Washington … Let’s Play Ball

Washington … Let’s Play Ball

Washington Nationals christen new stadium with a 3-2 win over Atlanta Braves.


The Nationals wait for Ryan Zimmerman after the third baseman blasted a game-winning home run.


Nationals Park opened its doors on Sunday night.


Ryan Zimmerman hit a two-out home run in the bottom of the night to give the Nationals a 3-2 win over the Atlanta Braves.


President George Bush threw out the ceremonial first pitch.

It was a storybook ending to a new beginning for the Washington Nationals.

Virginia native Ryan Zimmerman launched a 1-1 pitched into left center with two outs in the bottom of the ninth to give the Nationals a 3-2 win over the Atlanta Braves in front of a capacity crowd of 39,389 on the night that the Nationals christened their new ballpark. Zimmerman’s blast sailed over a portion of the outfield fence with the words, “Welcome Home” written on the green padding.

It was quite a homecoming for the Nationals.

“I couldn’t have written the script any better,” said Nationals manager Manny Acta. “It was a very exciting day and it was a great way to win it with the right guy up. The franchise player came through in the first game in our new stadium.”

Nationals Park, the new $600 million home of the Nationals, sits along the Anacostia River in D.C., with the Washington Monument and U.S. Capital building accenting the skyline.

“When I use the word ‘cathedral’, I only do that when a park deserves it. This is a cathedral,” said Major League Baseball Commissioner Bud Selig, who attended the game. “There are some days where it is not exactly fun being the commissioner of baseball and then there are days like this that are rewarding, satisfying and makes you proud.”

The pregame ceremonies included a video, played on National Park’s 102-foot, high-definition scoreboard, which offered fans a look at the long history that the Nation’s pastime has in the Nation’s Capital, showing footage of the Washington Senators, which played in MLB from 1901-1971 at Griffith Stadium, and later Robert F. Kennedy Memorial Stadium.

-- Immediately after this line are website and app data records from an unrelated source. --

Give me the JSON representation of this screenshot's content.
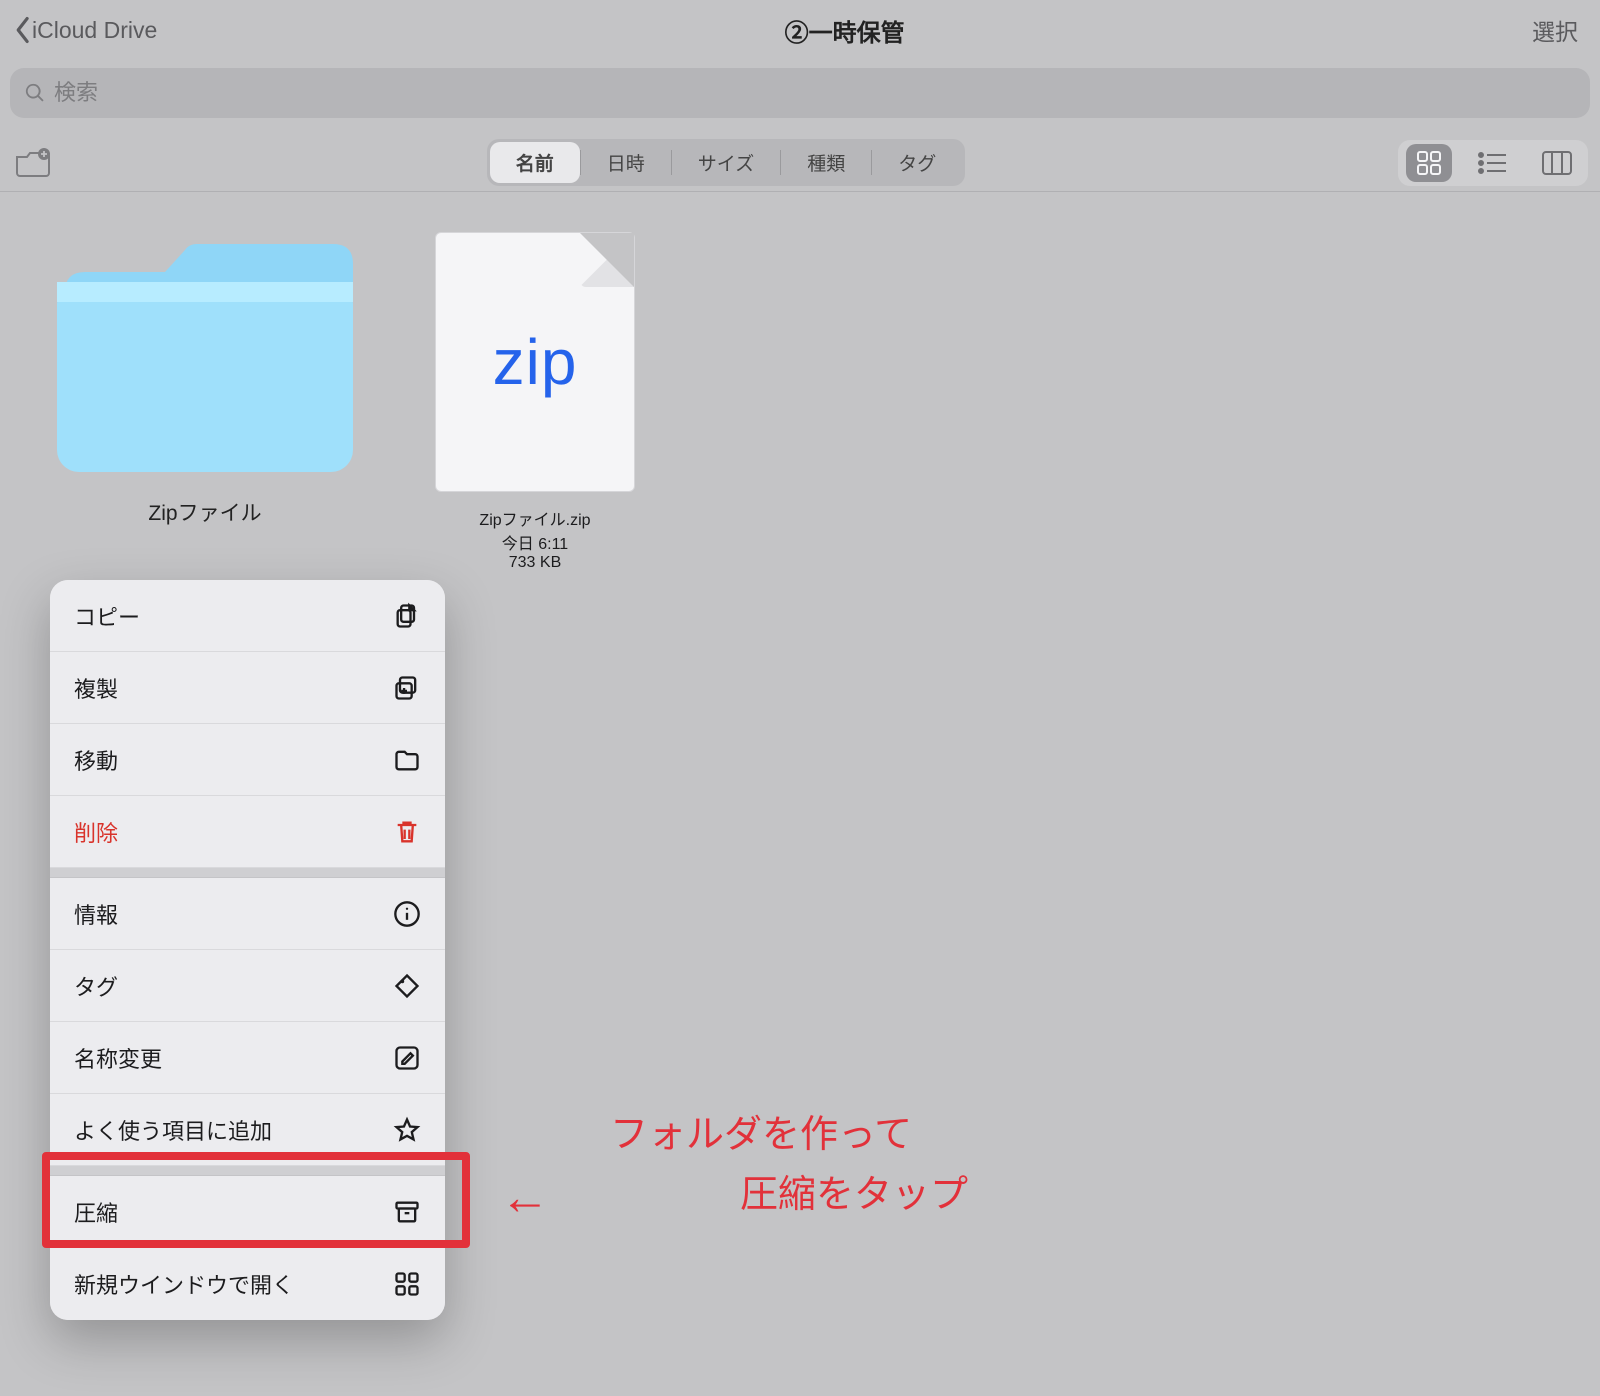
{
  "nav": {
    "back_label": "iCloud Drive",
    "title": "②一時保管",
    "select_label": "選択"
  },
  "search": {
    "placeholder": "検索"
  },
  "sort_segments": {
    "name": "名前",
    "date": "日時",
    "size": "サイズ",
    "kind": "種類",
    "tag": "タグ"
  },
  "items": {
    "folder": {
      "name": "Zipファイル"
    },
    "zipfile": {
      "name": "Zipファイル.zip",
      "date": "今日 6:11",
      "size": "733 KB",
      "thumb_text": "zip"
    }
  },
  "context_menu": {
    "copy": "コピー",
    "duplicate": "複製",
    "move": "移動",
    "delete": "削除",
    "info": "情報",
    "tags": "タグ",
    "rename": "名称変更",
    "favorite": "よく使う項目に追加",
    "compress": "圧縮",
    "new_window": "新規ウインドウで開く"
  },
  "annotation": {
    "line1": "フォルダを作って",
    "line2": "圧縮をタップ",
    "arrow": "←"
  }
}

President George W. Bush threw out the ceremonial first pitch to Acta, another Washington baseball tradition, for the first time since 2005, when the Nationals organization moved to D.C.

The Sunday night game was MLB’s domestic season opener and the 10th time that D.C. has kicked off the baseball season. The last time Washington hosted MLB’s domestic season opener was 1966, when the Washington Senators fell to Cleveland, 5-2.